A series of newspaper articles and government reports documents actions and events that redefined Section 14. First, in about 1956, the Agua Caliente elected five women who lived in Section 14 to be their tribal leaders. Vyola Ollinger, Eileen Miguel, Gloria Gillette, LaVerne Saubel and Elizabeth Monk today would be called activists. These women also pushed for innovation. For example, they commissioned a master plan for the section and presented it to the Palm Springs government; however, the local government never signed off.

A second force that led to the rethinking of Section 14 was a growing number of dissatisfied residents and visitors. The group, appalled by the “blighted” area in the center of the city, pushed for radical change. Especially loud were people who did business in the rapidly growing tourism industry.

Most likely responding more to the tourism-industry protests than the activist tribal council, the Palm Springs city government began to push for the demolition of Section 14. Through a series of dubious maneuvers, the city tried to take possession of the property by having the lease revoked. When those efforts failed, the city refused to provide utilities, like power and water. Concurrently, city officials required Section 14 residents to bring their homes up to code. Finally, the city moved to raze the entire square mile. A law requiring residents to receive at least a 30-day warning was frequently ignored: Residents would leave their homes to go to work and return to find rubble.

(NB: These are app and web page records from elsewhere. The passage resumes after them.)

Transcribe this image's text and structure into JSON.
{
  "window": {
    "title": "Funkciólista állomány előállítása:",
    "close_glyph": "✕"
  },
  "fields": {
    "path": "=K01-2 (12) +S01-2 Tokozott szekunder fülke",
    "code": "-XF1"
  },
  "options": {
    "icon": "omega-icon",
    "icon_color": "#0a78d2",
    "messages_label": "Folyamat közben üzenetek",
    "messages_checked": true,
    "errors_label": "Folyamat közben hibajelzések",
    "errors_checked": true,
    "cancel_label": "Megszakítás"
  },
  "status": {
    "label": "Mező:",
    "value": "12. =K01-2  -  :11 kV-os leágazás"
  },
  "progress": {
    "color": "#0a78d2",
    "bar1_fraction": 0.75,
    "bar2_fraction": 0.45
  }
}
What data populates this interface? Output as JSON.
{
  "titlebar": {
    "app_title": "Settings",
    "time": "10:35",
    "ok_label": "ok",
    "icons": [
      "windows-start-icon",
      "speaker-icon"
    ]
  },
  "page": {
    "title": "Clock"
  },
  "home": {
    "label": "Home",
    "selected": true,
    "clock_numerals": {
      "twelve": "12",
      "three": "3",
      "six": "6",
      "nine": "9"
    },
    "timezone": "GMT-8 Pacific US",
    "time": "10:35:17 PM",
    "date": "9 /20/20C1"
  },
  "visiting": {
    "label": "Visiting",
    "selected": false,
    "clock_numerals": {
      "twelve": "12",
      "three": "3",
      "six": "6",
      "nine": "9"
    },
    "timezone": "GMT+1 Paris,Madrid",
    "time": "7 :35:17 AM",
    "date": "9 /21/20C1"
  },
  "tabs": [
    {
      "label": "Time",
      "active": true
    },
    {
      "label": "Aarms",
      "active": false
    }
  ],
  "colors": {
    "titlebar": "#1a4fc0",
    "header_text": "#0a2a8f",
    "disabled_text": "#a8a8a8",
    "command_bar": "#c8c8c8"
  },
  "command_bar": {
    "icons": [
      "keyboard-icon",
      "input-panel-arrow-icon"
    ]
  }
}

One realization and legal change—perhaps a bit understated in the exhibit—all but guaranteed a better future for the Agua Caliente. As Ray Patencino, an Agua Caliente oral historian, stated: “We had something that everybody else wanted. It’s called real estate.”

Another big change occurred when the Agua Caliente lobbied for and received rights to establish gambling facilities on Indian property. These rights later extended beyond the Agua Caliente to include all Native American tribes.

The exhibit shows the evolving relationship between Palm Springs and the Agua Caliente. During my first visit, it seemed that a few more images of what Section 14 looked like would have strengthened the exhibit. However, during a second visit, it became clear to me that the images were there, but integrated as collages on the exhibit’s walls.

Something easily overlooked is a group of pieces of distressed wood. They hang, almost like a wind chime or mobile, in the middle of the second room. These pieces survived the razing of the Section 14.

This is a powerful exhibit that tells the tale of a largely unknown chapter of our valley’s history.

Section 14: The Other Palm Springs is on display through Nov. 8 at the Agua Caliente Cultural Museum, located at 219 S. Palm Canyon Drive, in Palm Springs. The museum’s summer hours (June through August) are 10 a.m. to 5 p.m., Friday and Saturday; and noon to 5 p.m., Sunday. Admission is free. For more information, call 760-778-1079, or visit

Below: Pieces of wood from the razed homes in Section 14 hang in the exhibit.

Published in Visual Arts